It is also to be noted that the Supreme Court has observed the need to reconsider the parameters set down in Bolam test. The standards imposed by the court are fair, but not too low, nor too high, and holding blame in some cases breaks down transparency. In this respect, legislation zealously protects the autonomy of medical practitioners and completely recognizes that recommending unreasonably high expectations which have a kind of chilling impact which is not beneficial, however, the law still aims to preserve and safeguard the rights of a patient to expect a minimum quality of treatment.
Those who conduct their duties with reverence and care do not depend on the jurisdiction of the court in Jacob Mathew. Let not the profession grow more emboldened by the new shield, and let not their treatment and dealings to the patients become less vigilant, compassionate and civilized. When this continues, it would be a tragic day for those carrying a medical disorder. In fact, however, the decision, interpreting in certain aspects not in the written statute, will severely harm their rights. Although it is necessary to public health to save doctors doing their best, it is also necessary to condemn those who breach the oath they made. To be protected from this category implies misery for needy patients.
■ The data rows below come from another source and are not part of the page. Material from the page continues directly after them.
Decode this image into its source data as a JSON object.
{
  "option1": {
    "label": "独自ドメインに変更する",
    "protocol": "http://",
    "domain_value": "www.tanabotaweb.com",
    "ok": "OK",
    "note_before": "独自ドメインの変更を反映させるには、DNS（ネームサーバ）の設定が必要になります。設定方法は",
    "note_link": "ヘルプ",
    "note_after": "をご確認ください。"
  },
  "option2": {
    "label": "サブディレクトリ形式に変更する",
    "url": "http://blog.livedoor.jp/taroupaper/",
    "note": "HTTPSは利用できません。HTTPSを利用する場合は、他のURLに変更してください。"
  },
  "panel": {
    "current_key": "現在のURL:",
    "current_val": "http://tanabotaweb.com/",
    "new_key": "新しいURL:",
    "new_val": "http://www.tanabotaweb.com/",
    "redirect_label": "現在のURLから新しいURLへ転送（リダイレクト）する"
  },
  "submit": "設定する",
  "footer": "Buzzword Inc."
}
The Apex Court in Jacob Mathew had nevertheless cautioned prosecuting agencies that “Indiscriminate prosecution of medical professionals for criminal negligence is counter-productive and does no service or good to the society” adding that “a medical practitioner faced with an emergency ordinarily tries his best to redeem the patient out of his suffering. He does not gain anything by acting with negligence or by omitting to do an act.” Therefore, these tests to determine criminal liability should be used with caution by the courts.
Hence, in this article, I’ve explored the criticism of criminal liability for medical negligence under Sec. 304 A, with special reference to the ruling of the Hon’ble court in Jacob Mathew.
Bolam v. Friern Hospital Management Committee, (1957) 1 WLR 582
Indian Medical Association v. V P Shantha (1995) 6 SCC 651
Jacob Mathew v. State of Punjab, AIR 2005 SC 3180 480
Malay Kumar Ganguly v. Sukumar Mukherjee, (2009) 9 SCC 221
Martin F. D'Souza v. Mohd. Ishfaq (2009) 3 SCC
Mohanan v. Prabha G. Nair, (2004) CPJ 21(SC)
Pandit Ukka Kolhe v. State of Maharashtra, MANU/ SC/0059/1963
PB Desai (Dr) v. State of Maharashtra, 2013 (11) Scale 429
Shivanand Doddamani v. State of Karnataka, 2011 Cr LJ 230 (Kant)
SK Jhunjunwala v. Dhanwanti Kour, (2019) 2 SCC 282
Spring Meadows Hospital v. Harjol Ahluwalia (1998) 4 SCC 39
State of Punjab v Sourabh Bakshi, MANU/SC/0362/2015
Surendra Chauhan v. State of MP, (2000) 4 SCC 110
Suresh Gupta (Dr) v. Govt of NCT of Delhi, (2004) 6 SCC 422
V. Kishan Rao v. Nikhil Super Speciality Hospital, (2010) 5 SCC 513
V. Krishnakumar v. State of Tamil Nadu and Ors., (2015) 9 SCC 388
Gaur K.D., Commentary on The Indian Penal Code (2nd ed
PSA Pillai: Criminal Law, 14th ed. (Chapter 33).
Ratanlal and Dhirajlal, Indian Penal Code (34th ed.), Chapter XVI Of Offences
Affecting The Human Body Of Offences Affecting Life.
Siddique Ahmed’s, Criminology and Penology (S.M.A. Qadri, 6th ed., 2014)
Agresari R Noolikar
4th year, BBA.LLB
Kle’s Law College